=== Data shown ===
::::

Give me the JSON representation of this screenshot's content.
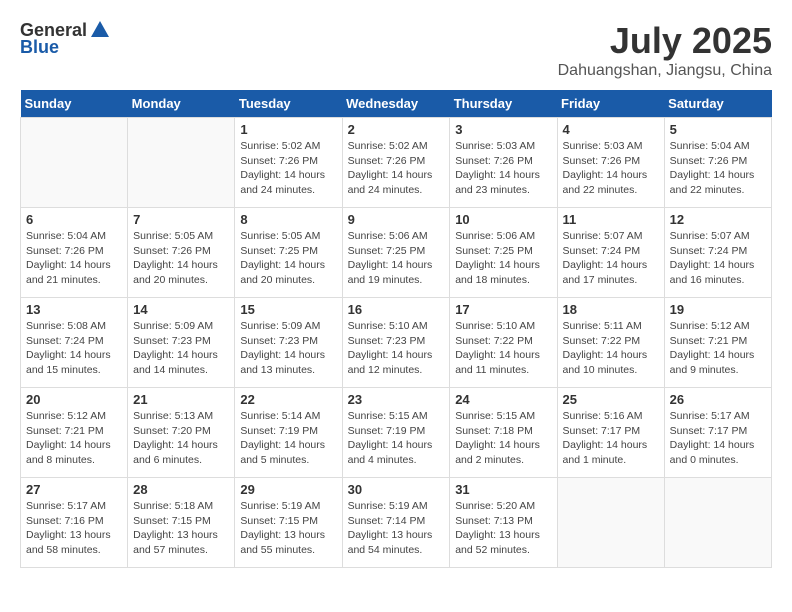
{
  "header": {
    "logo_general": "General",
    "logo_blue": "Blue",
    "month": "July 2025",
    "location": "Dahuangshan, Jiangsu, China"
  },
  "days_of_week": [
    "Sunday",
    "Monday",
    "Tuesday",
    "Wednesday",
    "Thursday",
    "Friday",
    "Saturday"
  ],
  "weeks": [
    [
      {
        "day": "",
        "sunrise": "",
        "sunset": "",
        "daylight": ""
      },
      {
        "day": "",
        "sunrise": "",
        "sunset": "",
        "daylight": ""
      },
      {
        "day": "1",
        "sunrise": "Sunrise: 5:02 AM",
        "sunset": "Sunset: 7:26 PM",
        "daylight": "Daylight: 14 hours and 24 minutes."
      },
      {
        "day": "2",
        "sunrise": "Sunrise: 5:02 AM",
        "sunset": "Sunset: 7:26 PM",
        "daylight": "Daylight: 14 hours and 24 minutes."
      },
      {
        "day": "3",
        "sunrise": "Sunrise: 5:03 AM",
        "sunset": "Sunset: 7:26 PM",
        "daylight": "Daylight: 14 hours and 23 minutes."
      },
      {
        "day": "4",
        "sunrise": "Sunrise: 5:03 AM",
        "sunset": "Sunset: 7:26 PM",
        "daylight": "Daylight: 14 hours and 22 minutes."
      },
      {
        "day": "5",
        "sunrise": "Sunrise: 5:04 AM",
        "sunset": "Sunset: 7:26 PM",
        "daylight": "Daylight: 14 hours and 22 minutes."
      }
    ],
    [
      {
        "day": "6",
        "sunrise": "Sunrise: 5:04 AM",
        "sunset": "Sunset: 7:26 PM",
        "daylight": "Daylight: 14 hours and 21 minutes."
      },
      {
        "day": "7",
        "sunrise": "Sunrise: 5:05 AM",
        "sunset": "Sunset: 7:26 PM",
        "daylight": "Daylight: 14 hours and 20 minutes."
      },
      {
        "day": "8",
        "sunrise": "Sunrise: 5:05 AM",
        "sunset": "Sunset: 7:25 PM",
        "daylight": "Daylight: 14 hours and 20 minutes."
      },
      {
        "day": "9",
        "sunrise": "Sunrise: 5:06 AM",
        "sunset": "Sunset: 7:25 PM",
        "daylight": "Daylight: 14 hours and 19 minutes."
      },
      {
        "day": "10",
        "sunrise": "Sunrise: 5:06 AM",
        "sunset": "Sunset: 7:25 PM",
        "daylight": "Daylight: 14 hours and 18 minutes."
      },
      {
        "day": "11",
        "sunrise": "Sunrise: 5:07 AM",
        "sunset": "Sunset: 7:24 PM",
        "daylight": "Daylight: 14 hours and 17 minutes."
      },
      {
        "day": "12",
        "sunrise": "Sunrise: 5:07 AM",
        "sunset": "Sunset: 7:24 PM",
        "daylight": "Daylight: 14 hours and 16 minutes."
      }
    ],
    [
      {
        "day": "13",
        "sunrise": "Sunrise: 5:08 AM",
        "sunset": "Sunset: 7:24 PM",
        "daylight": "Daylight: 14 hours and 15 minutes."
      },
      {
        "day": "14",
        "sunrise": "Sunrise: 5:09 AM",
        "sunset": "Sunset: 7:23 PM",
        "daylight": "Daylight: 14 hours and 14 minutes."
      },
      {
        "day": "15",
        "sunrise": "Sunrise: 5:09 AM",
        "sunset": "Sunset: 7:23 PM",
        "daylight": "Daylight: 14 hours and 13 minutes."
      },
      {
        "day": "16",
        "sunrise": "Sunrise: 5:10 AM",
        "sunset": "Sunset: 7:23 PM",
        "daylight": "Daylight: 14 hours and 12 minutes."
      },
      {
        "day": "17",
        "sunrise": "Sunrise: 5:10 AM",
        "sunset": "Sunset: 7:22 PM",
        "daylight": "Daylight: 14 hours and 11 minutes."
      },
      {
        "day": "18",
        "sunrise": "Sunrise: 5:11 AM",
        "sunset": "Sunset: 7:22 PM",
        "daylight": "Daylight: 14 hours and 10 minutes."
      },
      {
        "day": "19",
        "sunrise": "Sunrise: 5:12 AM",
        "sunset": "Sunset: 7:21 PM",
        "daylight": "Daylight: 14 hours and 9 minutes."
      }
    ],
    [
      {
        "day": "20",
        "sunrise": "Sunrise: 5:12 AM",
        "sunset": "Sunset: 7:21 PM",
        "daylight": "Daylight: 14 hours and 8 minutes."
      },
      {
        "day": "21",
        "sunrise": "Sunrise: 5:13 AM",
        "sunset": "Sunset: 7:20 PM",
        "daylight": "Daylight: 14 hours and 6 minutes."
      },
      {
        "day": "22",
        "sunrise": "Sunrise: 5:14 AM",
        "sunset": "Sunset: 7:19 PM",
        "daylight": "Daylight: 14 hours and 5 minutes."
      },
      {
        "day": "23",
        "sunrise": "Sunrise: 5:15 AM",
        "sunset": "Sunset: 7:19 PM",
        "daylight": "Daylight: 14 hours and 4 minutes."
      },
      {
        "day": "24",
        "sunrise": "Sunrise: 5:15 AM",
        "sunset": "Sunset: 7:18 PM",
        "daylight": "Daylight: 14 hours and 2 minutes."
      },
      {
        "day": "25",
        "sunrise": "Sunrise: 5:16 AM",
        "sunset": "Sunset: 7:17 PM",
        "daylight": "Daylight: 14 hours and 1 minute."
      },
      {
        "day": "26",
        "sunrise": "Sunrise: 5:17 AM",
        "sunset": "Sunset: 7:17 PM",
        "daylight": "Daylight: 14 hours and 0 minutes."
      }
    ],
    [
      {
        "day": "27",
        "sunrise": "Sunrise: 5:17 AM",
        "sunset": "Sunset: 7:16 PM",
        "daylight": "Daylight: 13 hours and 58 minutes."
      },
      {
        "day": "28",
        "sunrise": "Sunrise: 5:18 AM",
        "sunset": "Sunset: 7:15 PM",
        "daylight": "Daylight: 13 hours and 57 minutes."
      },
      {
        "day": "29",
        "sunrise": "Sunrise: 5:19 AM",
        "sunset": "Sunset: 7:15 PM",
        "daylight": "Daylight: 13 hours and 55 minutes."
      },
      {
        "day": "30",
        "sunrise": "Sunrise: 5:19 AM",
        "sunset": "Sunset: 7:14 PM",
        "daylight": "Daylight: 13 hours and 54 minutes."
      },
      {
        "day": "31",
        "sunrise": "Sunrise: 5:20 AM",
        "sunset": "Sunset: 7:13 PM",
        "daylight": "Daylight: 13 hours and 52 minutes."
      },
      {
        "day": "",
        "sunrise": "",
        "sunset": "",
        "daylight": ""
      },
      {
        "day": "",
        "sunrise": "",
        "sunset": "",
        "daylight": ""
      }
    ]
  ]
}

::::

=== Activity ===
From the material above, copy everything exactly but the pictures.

=== Expected answer ===
Give me the JSON representation of this screenshot's content.
{
  "header": {
    "logo_general": "General",
    "logo_blue": "Blue",
    "month": "July 2025",
    "location": "Dahuangshan, Jiangsu, China"
  },
  "days_of_week": [
    "Sunday",
    "Monday",
    "Tuesday",
    "Wednesday",
    "Thursday",
    "Friday",
    "Saturday"
  ],
  "weeks": [
    [
      {
        "day": "",
        "sunrise": "",
        "sunset": "",
        "daylight": ""
      },
      {
        "day": "",
        "sunrise": "",
        "sunset": "",
        "daylight": ""
      },
      {
        "day": "1",
        "sunrise": "Sunrise: 5:02 AM",
        "sunset": "Sunset: 7:26 PM",
        "daylight": "Daylight: 14 hours and 24 minutes."
      },
      {
        "day": "2",
        "sunrise": "Sunrise: 5:02 AM",
        "sunset": "Sunset: 7:26 PM",
        "daylight": "Daylight: 14 hours and 24 minutes."
      },
      {
        "day": "3",
        "sunrise": "Sunrise: 5:03 AM",
        "sunset": "Sunset: 7:26 PM",
        "daylight": "Daylight: 14 hours and 23 minutes."
      },
      {
        "day": "4",
        "sunrise": "Sunrise: 5:03 AM",
        "sunset": "Sunset: 7:26 PM",
        "daylight": "Daylight: 14 hours and 22 minutes."
      },
      {
        "day": "5",
        "sunrise": "Sunrise: 5:04 AM",
        "sunset": "Sunset: 7:26 PM",
        "daylight": "Daylight: 14 hours and 22 minutes."
      }
    ],
    [
      {
        "day": "6",
        "sunrise": "Sunrise: 5:04 AM",
        "sunset": "Sunset: 7:26 PM",
        "daylight": "Daylight: 14 hours and 21 minutes."
      },
      {
        "day": "7",
        "sunrise": "Sunrise: 5:05 AM",
        "sunset": "Sunset: 7:26 PM",
        "daylight": "Daylight: 14 hours and 20 minutes."
      },
      {
        "day": "8",
        "sunrise": "Sunrise: 5:05 AM",
        "sunset": "Sunset: 7:25 PM",
        "daylight": "Daylight: 14 hours and 20 minutes."
      },
      {
        "day": "9",
        "sunrise": "Sunrise: 5:06 AM",
        "sunset": "Sunset: 7:25 PM",
        "daylight": "Daylight: 14 hours and 19 minutes."
      },
      {
        "day": "10",
        "sunrise": "Sunrise: 5:06 AM",
        "sunset": "Sunset: 7:25 PM",
        "daylight": "Daylight: 14 hours and 18 minutes."
      },
      {
        "day": "11",
        "sunrise": "Sunrise: 5:07 AM",
        "sunset": "Sunset: 7:24 PM",
        "daylight": "Daylight: 14 hours and 17 minutes."
      },
      {
        "day": "12",
        "sunrise": "Sunrise: 5:07 AM",
        "sunset": "Sunset: 7:24 PM",
        "daylight": "Daylight: 14 hours and 16 minutes."
      }
    ],
    [
      {
        "day": "13",
        "sunrise": "Sunrise: 5:08 AM",
        "sunset": "Sunset: 7:24 PM",
        "daylight": "Daylight: 14 hours and 15 minutes."
      },
      {
        "day": "14",
        "sunrise": "Sunrise: 5:09 AM",
        "sunset": "Sunset: 7:23 PM",
        "daylight": "Daylight: 14 hours and 14 minutes."
      },
      {
        "day": "15",
        "sunrise": "Sunrise: 5:09 AM",
        "sunset": "Sunset: 7:23 PM",
        "daylight": "Daylight: 14 hours and 13 minutes."
      },
      {
        "day": "16",
        "sunrise": "Sunrise: 5:10 AM",
        "sunset": "Sunset: 7:23 PM",
        "daylight": "Daylight: 14 hours and 12 minutes."
      },
      {
        "day": "17",
        "sunrise": "Sunrise: 5:10 AM",
        "sunset": "Sunset: 7:22 PM",
        "daylight": "Daylight: 14 hours and 11 minutes."
      },
      {
        "day": "18",
        "sunrise": "Sunrise: 5:11 AM",
        "sunset": "Sunset: 7:22 PM",
        "daylight": "Daylight: 14 hours and 10 minutes."
      },
      {
        "day": "19",
        "sunrise": "Sunrise: 5:12 AM",
        "sunset": "Sunset: 7:21 PM",
        "daylight": "Daylight: 14 hours and 9 minutes."
      }
    ],
    [
      {
        "day": "20",
        "sunrise": "Sunrise: 5:12 AM",
        "sunset": "Sunset: 7:21 PM",
        "daylight": "Daylight: 14 hours and 8 minutes."
      },
      {
        "day": "21",
        "sunrise": "Sunrise: 5:13 AM",
        "sunset": "Sunset: 7:20 PM",
        "daylight": "Daylight: 14 hours and 6 minutes."
      },
      {
        "day": "22",
        "sunrise": "Sunrise: 5:14 AM",
        "sunset": "Sunset: 7:19 PM",
        "daylight": "Daylight: 14 hours and 5 minutes."
      },
      {
        "day": "23",
        "sunrise": "Sunrise: 5:15 AM",
        "sunset": "Sunset: 7:19 PM",
        "daylight": "Daylight: 14 hours and 4 minutes."
      },
      {
        "day": "24",
        "sunrise": "Sunrise: 5:15 AM",
        "sunset": "Sunset: 7:18 PM",
        "daylight": "Daylight: 14 hours and 2 minutes."
      },
      {
        "day": "25",
        "sunrise": "Sunrise: 5:16 AM",
        "sunset": "Sunset: 7:17 PM",
        "daylight": "Daylight: 14 hours and 1 minute."
      },
      {
        "day": "26",
        "sunrise": "Sunrise: 5:17 AM",
        "sunset": "Sunset: 7:17 PM",
        "daylight": "Daylight: 14 hours and 0 minutes."
      }
    ],
    [
      {
        "day": "27",
        "sunrise": "Sunrise: 5:17 AM",
        "sunset": "Sunset: 7:16 PM",
        "daylight": "Daylight: 13 hours and 58 minutes."
      },
      {
        "day": "28",
        "sunrise": "Sunrise: 5:18 AM",
        "sunset": "Sunset: 7:15 PM",
        "daylight": "Daylight: 13 hours and 57 minutes."
      },
      {
        "day": "29",
        "sunrise": "Sunrise: 5:19 AM",
        "sunset": "Sunset: 7:15 PM",
        "daylight": "Daylight: 13 hours and 55 minutes."
      },
      {
        "day": "30",
        "sunrise": "Sunrise: 5:19 AM",
        "sunset": "Sunset: 7:14 PM",
        "daylight": "Daylight: 13 hours and 54 minutes."
      },
      {
        "day": "31",
        "sunrise": "Sunrise: 5:20 AM",
        "sunset": "Sunset: 7:13 PM",
        "daylight": "Daylight: 13 hours and 52 minutes."
      },
      {
        "day": "",
        "sunrise": "",
        "sunset": "",
        "daylight": ""
      },
      {
        "day": "",
        "sunrise": "",
        "sunset": "",
        "daylight": ""
      }
    ]
  ]
}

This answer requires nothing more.